Advertising can be subtle, but powerful. And
if you think you are unaffected, think again.

Factors Influencing Consumer Behavior

1. It is most reasonable to infer that the author believes the members of her readership think they are

  • A. wealthier than their peers.
  • B. above the influence of advertising.
  • C. more politically astute than their elders.
  • D. destined to leave a great legacy to their offspring.

2. What is the most likely reason that the author chose to begin the essay as she did rather than beginning with the second paragraph?

  • A. To help her readers first understand the pitfalls of advertising before seeing its benefits
  • B. To give examples of terms used in context prior to those same terms being defined
  • C. To provide a modern case study before a discussion of historical precedents
  • D. To build rapport with her readers before delving into a technical analysis

3. As used in lines 1-6, the words "hipster," "boho," and "preppy" most closely mean

  • A. progressive youth.
  • B. fashion subcultures.
  • C. independent thinkers.
  • D. unconventional labels.

4. The author most strongly suggests that the overall attitude that consumers should have towards advertising should be

  • A. grateful.
  • B. subconscious.
  • C. distrustful.
  • D. bellicose.

5. Which option gives the best evidence for the answer to the previous question?

  • A. Lines 1-9 ("Ah . . . wouldn't I")
  • B. Lines 50-55 ("Advertising . . . think")
  • C. Lines 85-91 ("Yet . . . cost")
  • D. Lines 97-103 ("Here . . . product")

6. What is most likely the purpose of lines 58-63 ("U.S. . . . ads")?

  • A. To explain the process by which advertising is created
  • B. To critique corporations for misleading, unethical practices
  • C. To give concrete evidence to illustrate the impact of advertising
  • D. To demonstrate instances when consumers feel consciously manipulated

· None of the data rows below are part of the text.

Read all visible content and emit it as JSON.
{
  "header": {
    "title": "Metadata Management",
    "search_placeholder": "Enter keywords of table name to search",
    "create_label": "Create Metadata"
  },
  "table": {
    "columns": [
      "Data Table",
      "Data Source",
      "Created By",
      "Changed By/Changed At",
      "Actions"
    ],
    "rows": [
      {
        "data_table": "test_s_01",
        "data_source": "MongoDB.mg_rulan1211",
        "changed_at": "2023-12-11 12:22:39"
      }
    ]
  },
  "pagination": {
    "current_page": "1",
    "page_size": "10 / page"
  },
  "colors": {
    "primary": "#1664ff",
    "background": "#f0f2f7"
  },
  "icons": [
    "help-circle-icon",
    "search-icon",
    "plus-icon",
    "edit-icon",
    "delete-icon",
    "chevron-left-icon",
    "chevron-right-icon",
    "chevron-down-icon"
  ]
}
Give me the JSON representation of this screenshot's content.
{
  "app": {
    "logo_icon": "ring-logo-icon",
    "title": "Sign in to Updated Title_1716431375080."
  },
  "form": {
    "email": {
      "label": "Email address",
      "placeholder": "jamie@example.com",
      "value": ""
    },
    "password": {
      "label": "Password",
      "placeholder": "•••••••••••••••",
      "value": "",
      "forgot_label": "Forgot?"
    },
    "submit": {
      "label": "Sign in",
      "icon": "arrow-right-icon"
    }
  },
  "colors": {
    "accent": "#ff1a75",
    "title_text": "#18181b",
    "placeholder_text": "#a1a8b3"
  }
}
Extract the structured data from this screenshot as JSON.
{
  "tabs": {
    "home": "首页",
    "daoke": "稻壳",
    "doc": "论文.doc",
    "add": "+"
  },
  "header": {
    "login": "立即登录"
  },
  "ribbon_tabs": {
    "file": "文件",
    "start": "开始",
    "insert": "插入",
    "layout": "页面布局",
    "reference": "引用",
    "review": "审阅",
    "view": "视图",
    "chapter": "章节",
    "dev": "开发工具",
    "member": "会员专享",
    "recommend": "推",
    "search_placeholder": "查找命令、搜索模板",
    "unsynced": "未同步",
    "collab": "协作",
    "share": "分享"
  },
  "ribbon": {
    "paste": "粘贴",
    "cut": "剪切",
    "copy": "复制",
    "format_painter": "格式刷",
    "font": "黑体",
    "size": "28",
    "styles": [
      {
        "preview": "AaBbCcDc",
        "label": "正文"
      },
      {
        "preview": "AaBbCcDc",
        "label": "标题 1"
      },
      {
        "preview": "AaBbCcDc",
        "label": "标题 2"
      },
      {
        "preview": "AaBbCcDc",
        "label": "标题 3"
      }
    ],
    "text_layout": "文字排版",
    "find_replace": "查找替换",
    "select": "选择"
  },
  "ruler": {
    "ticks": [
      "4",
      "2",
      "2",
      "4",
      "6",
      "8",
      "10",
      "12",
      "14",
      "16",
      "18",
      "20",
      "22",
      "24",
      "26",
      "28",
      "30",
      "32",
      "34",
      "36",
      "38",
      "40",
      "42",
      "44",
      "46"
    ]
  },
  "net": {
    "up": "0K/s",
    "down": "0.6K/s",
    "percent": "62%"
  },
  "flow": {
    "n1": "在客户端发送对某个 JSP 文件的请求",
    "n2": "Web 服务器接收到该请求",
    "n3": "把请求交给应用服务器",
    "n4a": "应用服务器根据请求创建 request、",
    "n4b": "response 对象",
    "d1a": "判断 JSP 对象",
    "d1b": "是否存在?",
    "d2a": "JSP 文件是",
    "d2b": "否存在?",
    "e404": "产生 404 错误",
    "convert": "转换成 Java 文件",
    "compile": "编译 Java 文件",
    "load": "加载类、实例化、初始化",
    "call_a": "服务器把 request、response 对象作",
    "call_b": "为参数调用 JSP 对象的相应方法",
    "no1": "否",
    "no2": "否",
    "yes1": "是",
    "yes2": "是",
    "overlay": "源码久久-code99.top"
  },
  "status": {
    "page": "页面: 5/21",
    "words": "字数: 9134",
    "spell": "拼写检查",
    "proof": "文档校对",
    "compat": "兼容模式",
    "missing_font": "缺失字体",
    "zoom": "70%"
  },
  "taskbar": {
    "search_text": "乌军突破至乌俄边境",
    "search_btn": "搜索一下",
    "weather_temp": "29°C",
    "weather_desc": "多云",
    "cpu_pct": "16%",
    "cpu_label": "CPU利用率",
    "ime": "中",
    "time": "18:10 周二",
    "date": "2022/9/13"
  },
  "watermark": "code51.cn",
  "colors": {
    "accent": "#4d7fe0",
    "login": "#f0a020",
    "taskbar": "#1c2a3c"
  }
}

7. As used in line 61, the word "mediums" most closely means

  • A. middles.
  • B. ranges.
  • C. methods.
  • D. medians.

8. According to the graph, cultural factors are approximately what percentage greater in their influence than the combination of personal and psychological factors?

  • A. 30%
  • B. 40%
  • C. 50%
  • D. 60%

9. Based on the information in the graph and the passage, an advertiser wishing to effectively use affective conditioning would most likely show what sort of a scene to advertise a car?

  • A. The car being driven by a famous celebrity through a beautiful seaside landscape
  • B. The car driver shown listening to educational programs on the car's satellite radio
  • C. A car buyer looking at different car price tags and finding the one being advertised to be the cheapest
  • D. An engineer of the car carefully describing its unique design features

10. Which option gives the best evidence for the answer to the previous question?

  • A. Lines 99-103 ("For instance . . . product")
  • B. Lines 103-106 ("Psychology . . . consumer")
  • C. Lines 106-109 ("According . . . feelings")
  • D. Lines 110-113 ("Just . . . again")

11. Which of the following modifications to the graph would make it more helpful to a consulting firm advising clients from a wide range of industries as to how to best spend their advertising dollars?

  • A. Giving a greater degree of precision in the presented results by reporting the factor percentages to the nearest hundredth of a percent instead of a whole percent
  • B. Reporting the per capita income levels of the persons surveyed
  • C. Adding a breakdown of the relative influence of the three factors with respect to general categories of products, such as entertainment, finance, and consumer goods
  • D. Providing this same factor breakdown, but doing so with respect to different geographical regions